2 Toronto police officers charged with misconduct in Tess Richey homicide case
Woman's body was found by her mother 40 metres from an address to which the officers had been called
Two Toronto police officers have been charged with misconduct after a police investigation alleged that the pair failed to search thoroughly for homicide victim Tess Richey.
Const. Alan McCullough and Const. Michael Jones, both with 51 Division, are charged with two counts of misconduct for neglect of duty under Ontario's Police Services Act, according to a notice of hearing.
Richey, 22, was reported missing last November in the area of Yonge and Wellesley streets.
She was found dead by her mother, Christine Hermeston, 40 metres from the place where the two officers had been called three days earlier, the notice says.

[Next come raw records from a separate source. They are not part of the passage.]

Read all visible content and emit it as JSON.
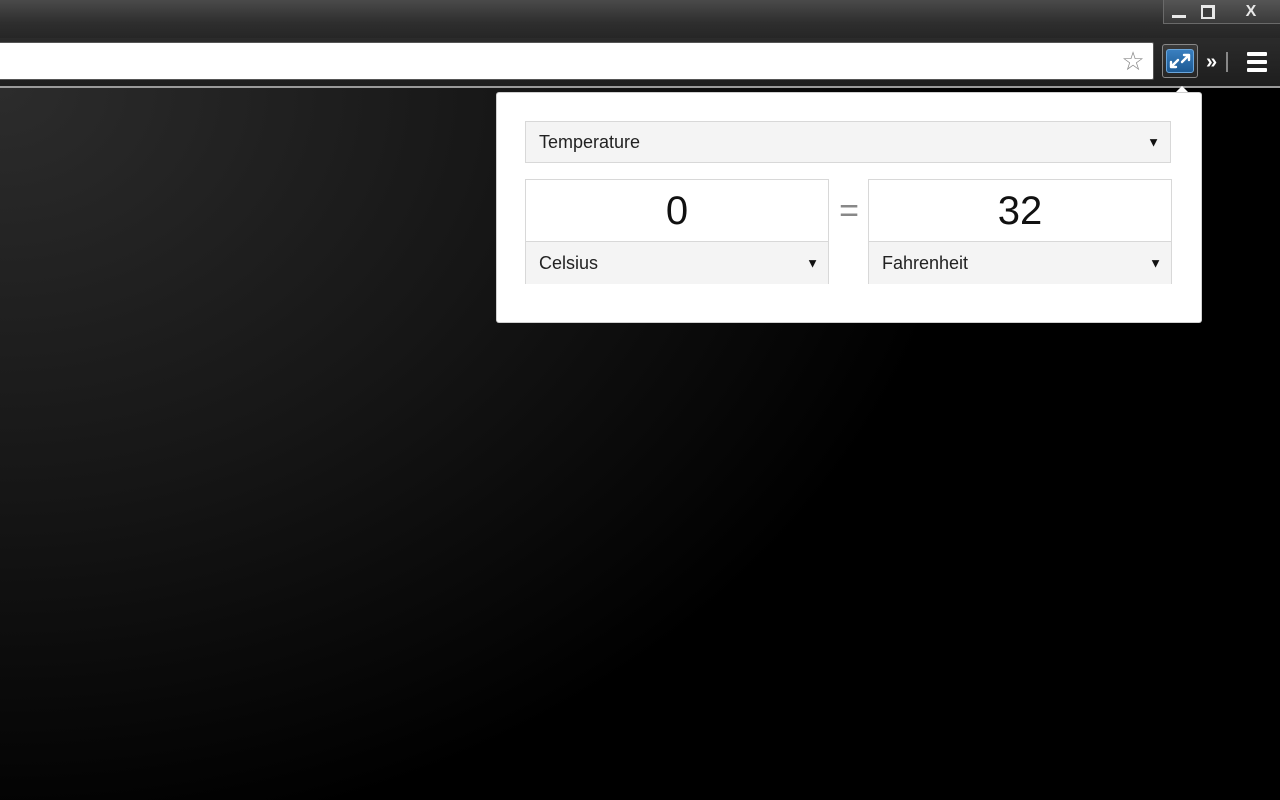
{
  "window": {
    "controls": {
      "minimize_label": "",
      "maximize_label": "",
      "close_label": "X"
    }
  },
  "toolbar": {
    "star_icon": "star-outline-icon",
    "extension_icon": "unit-converter-icon",
    "chevron_label": "»",
    "menu_icon": "hamburger-menu-icon"
  },
  "converter": {
    "category": "Temperature",
    "from": {
      "value": "0",
      "unit": "Celsius"
    },
    "equals": "=",
    "to": {
      "value": "32",
      "unit": "Fahrenheit"
    },
    "caret": "▼"
  },
  "colors": {
    "extension_accent": "#1d5a94",
    "popup_background": "#ffffff",
    "select_background": "#f4f4f4"
  }
}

Kalen Schlatter, 21, has been charged with first-degree murder in Richey's death.
Officers 'failed' to inform supervisor of all details
"We're thankful and appreciative of the diligent work the homicide detectives have done to help bring justice to my daughter, Tess," Hermeston wrote in a statement on Tuesday.
"I have to praise the chief for keeping his word and upholding police standards. Please respect our privacy as we continue to mourn for our loss," she wrote.
Richey was last seen about 3 a.m. ET on Nov. 25, 2017, after a night out with a high school friend at Crews and Tangos, a nightclub on Church Street. She was reported missing by a family member later that day.
Both officers had received a radio call at 3:45 p.m. the next day, to check an address in relation to the Richey missing persons case.
When the officers went to the scene, they found out that the spot was the "last known location" where Richey had been seen.
"You did not search the adjoining property or immediate area thoroughly," the notice reads.
"You did not conduct a canvass of neighbours. You failed to notify a supervisory officer of all of the particulars."
Reacting to the news Tuesday, Toronto Police Association president Mike McCormack told CBC News he was surprised that the two officers were before the tribunal, saying each has been with the force for more than 15 years and each is "very professional" and "responsible."
"We don't think it's warranted that these officers are before the tribunal. They did their jobs by the policies and procedures and we think that's what needs to be changed." McCormack said he supports a review of how the force handles missing persons cases, but that the officers shouldn't be penalized for following existing protocol.
Body found at bottom of stairwell
Hermeston and a family friend found Richey's body lying at the bottom of an outdoor stairwell, outside a building undergoing renovation, at 582 Church St. on Nov. 29, 2017.
The spot, near Dundonald Street, is northeast from where the police were called.
Hermeston drove about four hours to get to Toronto from North Bay, Ont., to search for her daughter.
Richey's cause of death was determined to be neck compression, or strangulation, and the death was ruled a homicide.
Man charged with 1st-degree murder
Schlatter was initially charged with second-degree murder, but the charge was upgraded after police said "new evidence" presented itself.
Police believe Schlatter and Richey did not know each other before the night of her death.
On Dec. 19, 2017, police released video images of a man who was allegedly seen with Richey during her final hours.
On Feb. 4, Schlatter was arrested near his home in the west end and charged in the death.
Police were criticized for their failure to find Richey in the days after her disappearance.
Her death, along with several other disappearances connected to the Gay Village, led community members to say police were not protecting them.
With files from Muriel Draaisma